▸ **Dataset excerpts**:

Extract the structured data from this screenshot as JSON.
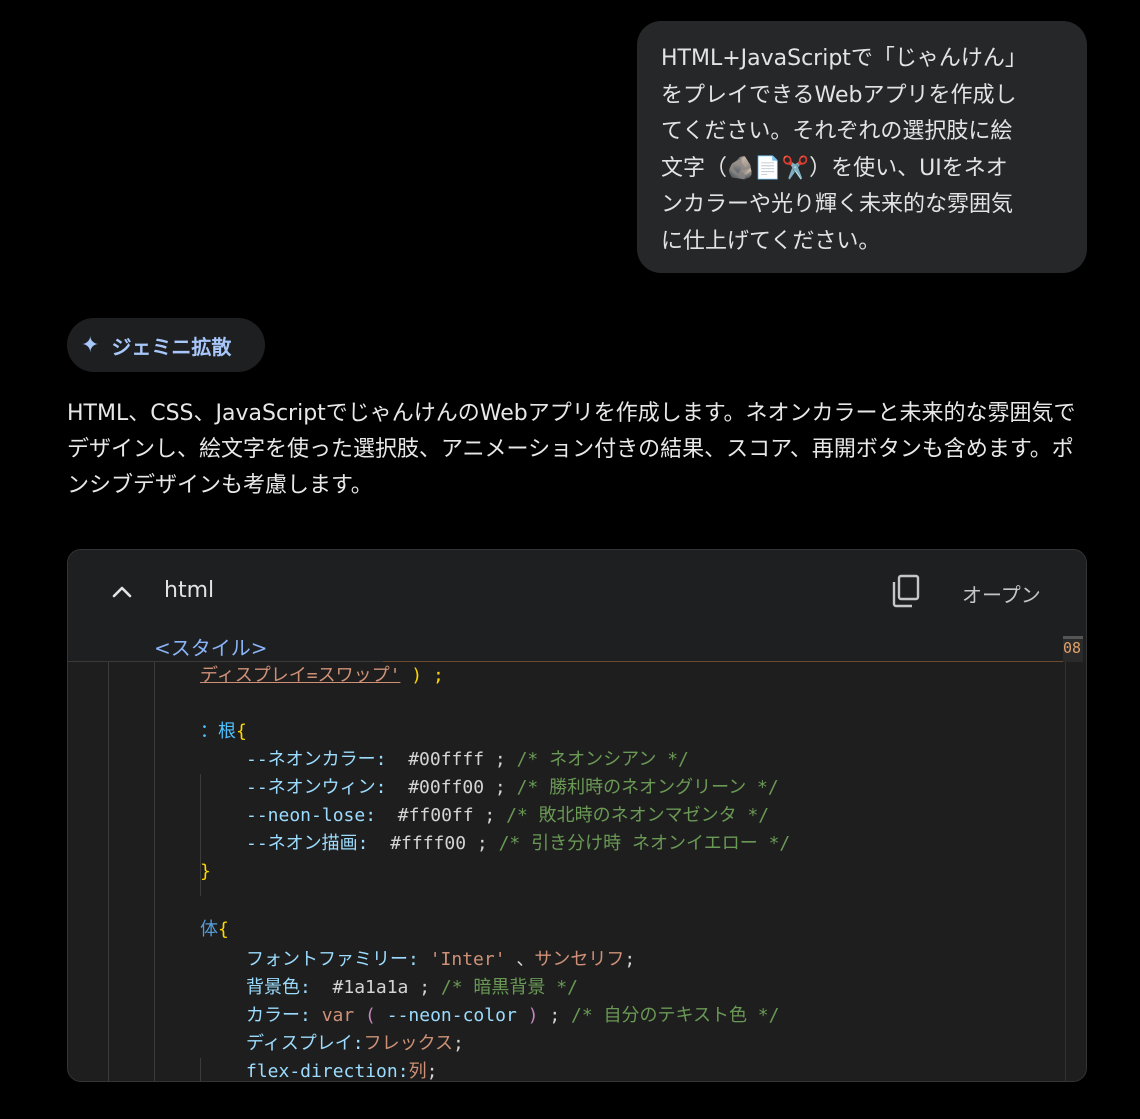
{
  "user_message": "HTML+JavaScriptで「じゃんけん」\nをプレイできるWebアプリを作成し\nてください。それぞれの選択肢に絵\n文字（🪨📄✂️）を使い、UIをネオ\nンカラーや光り輝く未来的な雰囲気\nに仕上げてください。",
  "chip": {
    "label": "ジェミニ拡散",
    "icon": "sparkle-icon"
  },
  "answer": "HTML、CSS、JavaScriptでじゃんけんのWebアプリを作成します。ネオンカラーと未来的な雰囲気でデザインし、絵文字を使った選択肢、アニメーション付きの結果、スコア、再開ボタンも含めます。ポンシブデザインも考慮します。",
  "code_header": {
    "language": "html",
    "open_label": "オープン",
    "sticky_tag": "<スタイル>",
    "edge_text": "08"
  },
  "code": {
    "l1": {
      "str": "ディスプレイ=スワップ'",
      "end": ") ;"
    },
    "l2": {
      "sel": "：根",
      "brace": "{"
    },
    "l3": {
      "prop": "--ネオンカラー:",
      "val": "#00ffff ;",
      "cmt": "/* ネオンシアン */"
    },
    "l4": {
      "prop": "--ネオンウィン:",
      "val": "#00ff00 ;",
      "cmt": "/* 勝利時のネオングリーン */"
    },
    "l5": {
      "prop": "--neon-lose:",
      "val": "#ff00ff ;",
      "cmt": "/* 敗北時のネオンマゼンタ */"
    },
    "l6": {
      "prop": "--ネオン描画:",
      "val": "#ffff00 ;",
      "cmt": "/* 引き分け時 ネオンイエロー */"
    },
    "l7": {
      "brace": "}"
    },
    "l8": {
      "sel": "体",
      "brace": "{"
    },
    "l9": {
      "prop": "フォントファミリー:",
      "str": "'Inter'",
      "punc": "、",
      "str2": "サンセリフ",
      "end": ";"
    },
    "l10": {
      "prop": "背景色:",
      "val": "#1a1a1a ;",
      "cmt": "/* 暗黒背景 */"
    },
    "l11": {
      "prop": "カラー:",
      "fn": "var",
      "paren1": "(",
      "arg": "--neon-color",
      "paren2": ")",
      "end": ";",
      "cmt": "/* 自分のテキスト色 */"
    },
    "l12": {
      "prop": "ディスプレイ:",
      "str": "フレックス",
      "end": ";"
    },
    "l13": {
      "prop": "flex-direction:",
      "str": "列",
      "end": ";"
    }
  }
}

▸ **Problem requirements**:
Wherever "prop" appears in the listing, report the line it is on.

▸ **Result of the exercise**:
      "prop": "--ネオンカラー:",
      "prop": "--ネオンウィン:",
      "prop": "--neon-lose:",
      "prop": "--ネオン描画:",
      "prop": "フォントファミリー:",
      "prop": "背景色:",
      "prop": "カラー:",
      "prop": "ディスプレイ:",
      "prop": "flex-direction:",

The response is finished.